After months of speculation regarding who would succeed Vincent Lecavalier as the Tampa Bay Lightning‘s next captain, there’s finally an answer. Tuesday night, the team announced Martin St. Louis had earned that honor.
One of the NHL‘s shortest players, St. Louis does his talking on the ice. By that, I mean he literally can take a team on his back and deliver them to the promised land. Remember the 2004 Stanley Cup finals? He may not have been the hero of Game 7, but there’s no doubt his double overtime goal in the series’ sixth game gave the Lightning momentum coming back home.
He’s also coming off one of his best seasons, becoming the oldest player in league history to capture the Art Ross Trophy. That’s pretty amazing, especially considering many 37-year-olds either can’t keep up with their younger counterparts or have already hung up the skates for good.
St. Louis is a role model as well. One who doesn’t hesitate to take a young, still developing prospect under his wing in an attempt to make their transition from juniors to the big leagues easier. A prime example of that is Steven Stamkos.

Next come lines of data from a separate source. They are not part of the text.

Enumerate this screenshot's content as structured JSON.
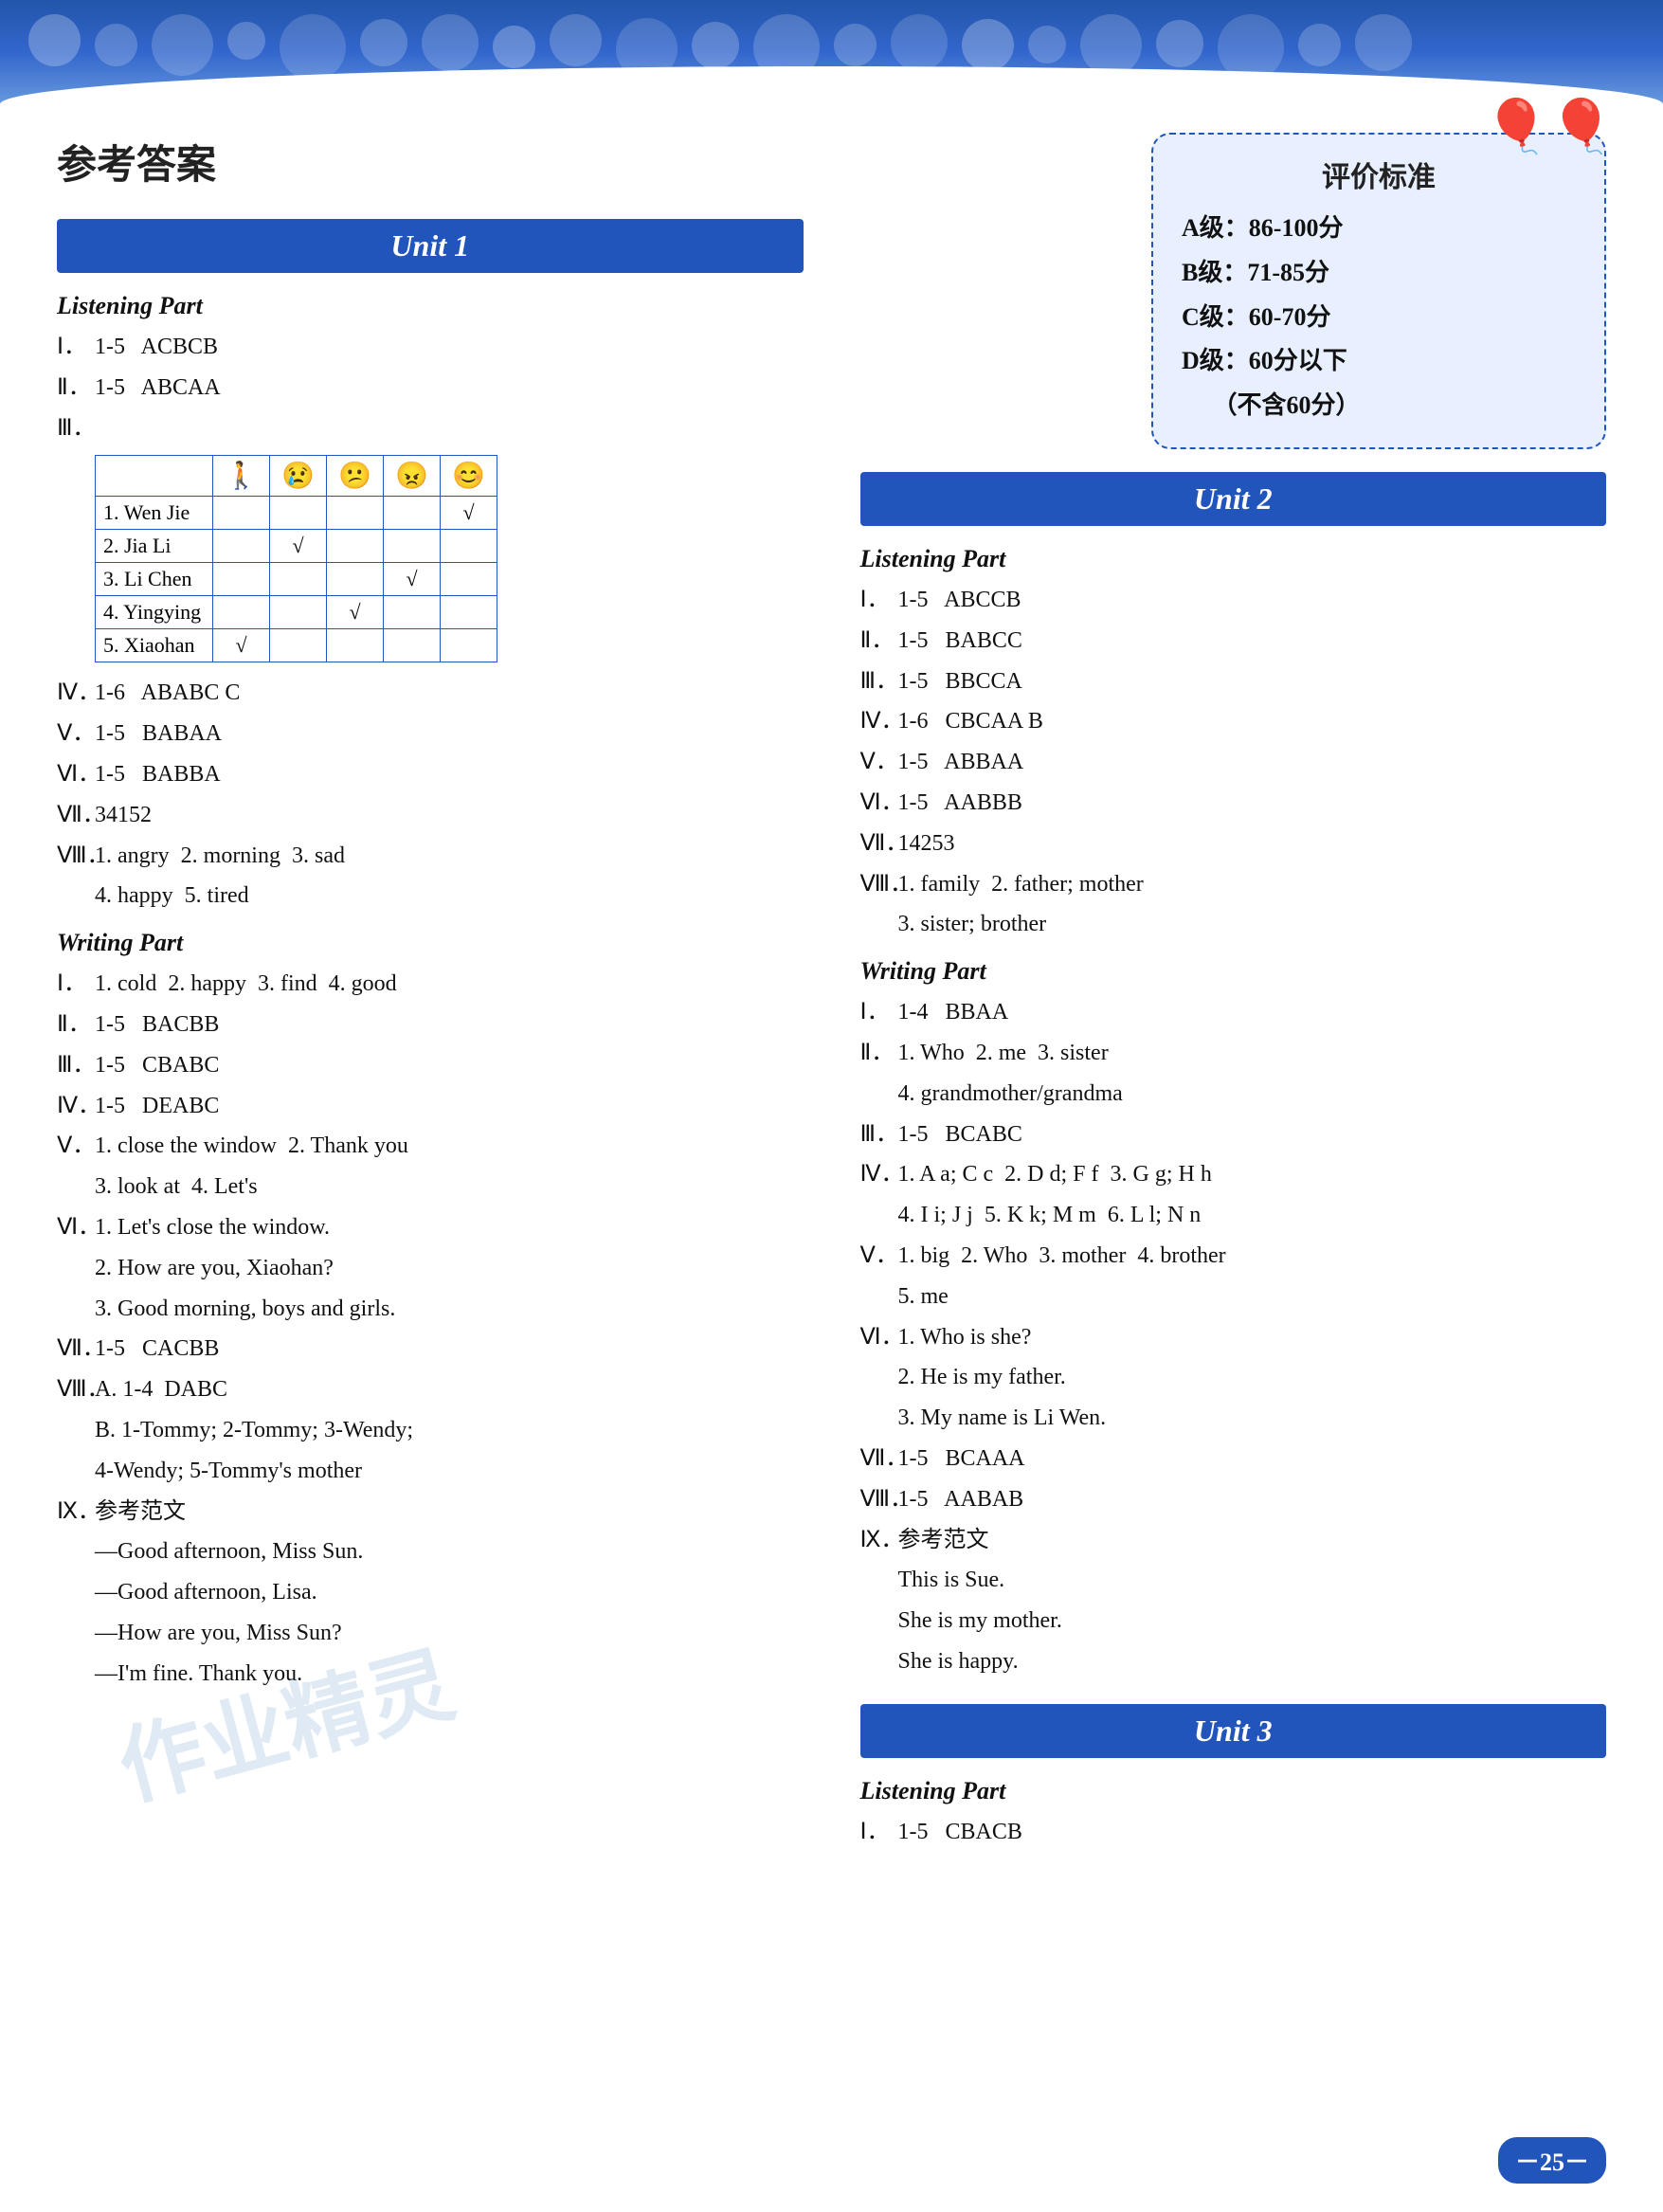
{
  "page": {
    "title": "参考答案",
    "page_number": "－25－"
  },
  "eval_box": {
    "title": "评价标准",
    "grades": [
      {
        "label": "A级：",
        "range": "86-100分"
      },
      {
        "label": "B级：",
        "range": "71-85分"
      },
      {
        "label": "C级：",
        "range": "60-70分"
      },
      {
        "label": "D级：",
        "range": "60分以下"
      },
      {
        "label": "",
        "range": "（不含60分）"
      }
    ]
  },
  "unit1": {
    "header": "Unit 1",
    "listening_label": "Listening Part",
    "items": [
      {
        "roman": "Ⅰ．",
        "range": "1-5",
        "answer": "ACBCB"
      },
      {
        "roman": "Ⅱ．",
        "range": "1-5",
        "answer": "ABCAA"
      },
      {
        "roman": "Ⅲ．",
        "label": "table"
      },
      {
        "roman": "Ⅳ．",
        "range": "1-6",
        "answer": "ABABC C"
      },
      {
        "roman": "Ⅴ．",
        "range": "1-5",
        "answer": "BABAA"
      },
      {
        "roman": "Ⅵ．",
        "range": "1-5",
        "answer": "BABBA"
      },
      {
        "roman": "Ⅶ．",
        "answer": "34152"
      },
      {
        "roman": "Ⅷ．",
        "answer": "1. angry  2. morning  3. sad"
      },
      {
        "roman": "",
        "answer": "4. happy  5. tired"
      }
    ],
    "table": {
      "headers": [
        "",
        "🚶",
        "😢",
        "😕",
        "😠",
        "😊"
      ],
      "rows": [
        {
          "name": "1. Wen Jie",
          "checks": [
            false,
            false,
            false,
            false,
            true
          ]
        },
        {
          "name": "2. Jia Li",
          "checks": [
            false,
            true,
            false,
            false,
            false
          ]
        },
        {
          "name": "3. Li Chen",
          "checks": [
            false,
            false,
            false,
            true,
            false
          ]
        },
        {
          "name": "4. Yingying",
          "checks": [
            false,
            false,
            true,
            false,
            false
          ]
        },
        {
          "name": "5. Xiaohan",
          "checks": [
            true,
            false,
            false,
            false,
            false
          ]
        }
      ]
    },
    "writing_label": "Writing Part",
    "writing_items": [
      {
        "roman": "Ⅰ．",
        "answer": "1. cold  2. happy  3. find  4. good"
      },
      {
        "roman": "Ⅱ．",
        "range": "1-5",
        "answer": "BACBB"
      },
      {
        "roman": "Ⅲ．",
        "range": "1-5",
        "answer": "CBABC"
      },
      {
        "roman": "Ⅳ．",
        "range": "1-5",
        "answer": "DEABC"
      },
      {
        "roman": "Ⅴ．",
        "answer": "1. close the window  2. Thank you"
      },
      {
        "roman": "",
        "answer": "3. look at  4. Let's"
      },
      {
        "roman": "Ⅵ．",
        "answer": "1. Let's close the window."
      },
      {
        "roman": "",
        "answer": "2. How are you, Xiaohan?"
      },
      {
        "roman": "",
        "answer": "3. Good morning, boys and girls."
      },
      {
        "roman": "Ⅶ．",
        "range": "1-5",
        "answer": "CACBB"
      },
      {
        "roman": "Ⅷ．",
        "answer": "A. 1-4  DABC"
      },
      {
        "roman": "",
        "answer": "B. 1-Tommy; 2-Tommy; 3-Wendy;"
      },
      {
        "roman": "",
        "answer": "4-Wendy; 5-Tommy's mother"
      },
      {
        "roman": "Ⅸ．",
        "answer": "参考范文"
      },
      {
        "roman": "",
        "answer": "—Good afternoon, Miss Sun."
      },
      {
        "roman": "",
        "answer": "—Good afternoon, Lisa."
      },
      {
        "roman": "",
        "answer": "—How are you, Miss Sun?"
      },
      {
        "roman": "",
        "answer": "—I'm fine. Thank you."
      }
    ]
  },
  "unit2": {
    "header": "Unit 2",
    "listening_label": "Listening Part",
    "items": [
      {
        "roman": "Ⅰ．",
        "range": "1-5",
        "answer": "ABCCB"
      },
      {
        "roman": "Ⅱ．",
        "range": "1-5",
        "answer": "BABCC"
      },
      {
        "roman": "Ⅲ．",
        "range": "1-5",
        "answer": "BBCCA"
      },
      {
        "roman": "Ⅳ．",
        "range": "1-6",
        "answer": "CBCAA B"
      },
      {
        "roman": "Ⅴ．",
        "range": "1-5",
        "answer": "ABBAA"
      },
      {
        "roman": "Ⅵ．",
        "range": "1-5",
        "answer": "AABBB"
      },
      {
        "roman": "Ⅶ．",
        "answer": "14253"
      },
      {
        "roman": "Ⅷ．",
        "answer": "1. family  2. father; mother"
      },
      {
        "roman": "",
        "answer": "3. sister; brother"
      }
    ],
    "writing_label": "Writing Part",
    "writing_items": [
      {
        "roman": "Ⅰ．",
        "range": "1-4",
        "answer": "BBAA"
      },
      {
        "roman": "Ⅱ．",
        "answer": "1. Who  2. me  3. sister"
      },
      {
        "roman": "",
        "answer": "4. grandmother/grandma"
      },
      {
        "roman": "Ⅲ．",
        "range": "1-5",
        "answer": "BCABC"
      },
      {
        "roman": "Ⅳ．",
        "answer": "1. A a; C c  2. D d; F f  3. G g; H h"
      },
      {
        "roman": "",
        "answer": "4. I i; J j  5. K k; M m  6. L l; N n"
      },
      {
        "roman": "Ⅴ．",
        "answer": "1. big  2. Who  3. mother  4. brother"
      },
      {
        "roman": "",
        "answer": "5. me"
      },
      {
        "roman": "Ⅵ．",
        "answer": "1. Who is she?"
      },
      {
        "roman": "",
        "answer": "2. He is my father."
      },
      {
        "roman": "",
        "answer": "3. My name is Li Wen."
      },
      {
        "roman": "Ⅶ．",
        "range": "1-5",
        "answer": "BCAAA"
      },
      {
        "roman": "Ⅷ．",
        "range": "1-5",
        "answer": "AABAB"
      },
      {
        "roman": "Ⅸ．",
        "answer": "参考范文"
      },
      {
        "roman": "",
        "answer": "This is Sue."
      },
      {
        "roman": "",
        "answer": "She is my mother."
      },
      {
        "roman": "",
        "answer": "She is happy."
      }
    ]
  },
  "unit3": {
    "header": "Unit 3",
    "listening_label": "Listening Part",
    "items": [
      {
        "roman": "Ⅰ．",
        "range": "1-5",
        "answer": "CBACB"
      }
    ]
  }
}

2008’s first overall draft pick, Stamkos leapt straight from juniors to the big stage. That first year was nothing short of tumultuous, as he only notched 23 goals, and had to deal with harsh criticism from former Lightning head coach and current ESPN analyst Barry Melrose.

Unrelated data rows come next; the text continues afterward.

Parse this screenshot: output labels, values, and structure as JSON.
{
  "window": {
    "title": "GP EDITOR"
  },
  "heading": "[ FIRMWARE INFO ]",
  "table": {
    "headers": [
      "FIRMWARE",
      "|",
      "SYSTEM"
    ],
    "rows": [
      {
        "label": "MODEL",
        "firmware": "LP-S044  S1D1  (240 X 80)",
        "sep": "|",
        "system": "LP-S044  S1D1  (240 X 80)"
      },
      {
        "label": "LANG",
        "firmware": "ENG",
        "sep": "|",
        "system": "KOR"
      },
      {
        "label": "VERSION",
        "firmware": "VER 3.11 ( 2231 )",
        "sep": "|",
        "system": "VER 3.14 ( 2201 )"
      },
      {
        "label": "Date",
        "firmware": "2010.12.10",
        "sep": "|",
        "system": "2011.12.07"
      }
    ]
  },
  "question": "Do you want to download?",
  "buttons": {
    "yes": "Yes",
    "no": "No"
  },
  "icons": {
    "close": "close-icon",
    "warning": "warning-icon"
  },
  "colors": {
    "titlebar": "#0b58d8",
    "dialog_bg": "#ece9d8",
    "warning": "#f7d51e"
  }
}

Following Melrose’s firing, interim coach Rick Tocchet immediately placed Stamkos alongside St. Louis. From there, the two became good friends, always rooting for one another, which likely played a huge role in their continued personal success.
Because of that, it’s only fitting Stamkos will serve as one of the Lightning’s three alternate captains. The others are Nate Thompson and Matt Carle.
Could this be the leadership crew Tampa Bay needs in order to stay competitive within the tough Atlantic division? While unknown, St. Louis’ leadership skills give the Lightning renewed optimism moving forward. And that’s a welcome sign for those who lived through last season’s disaster.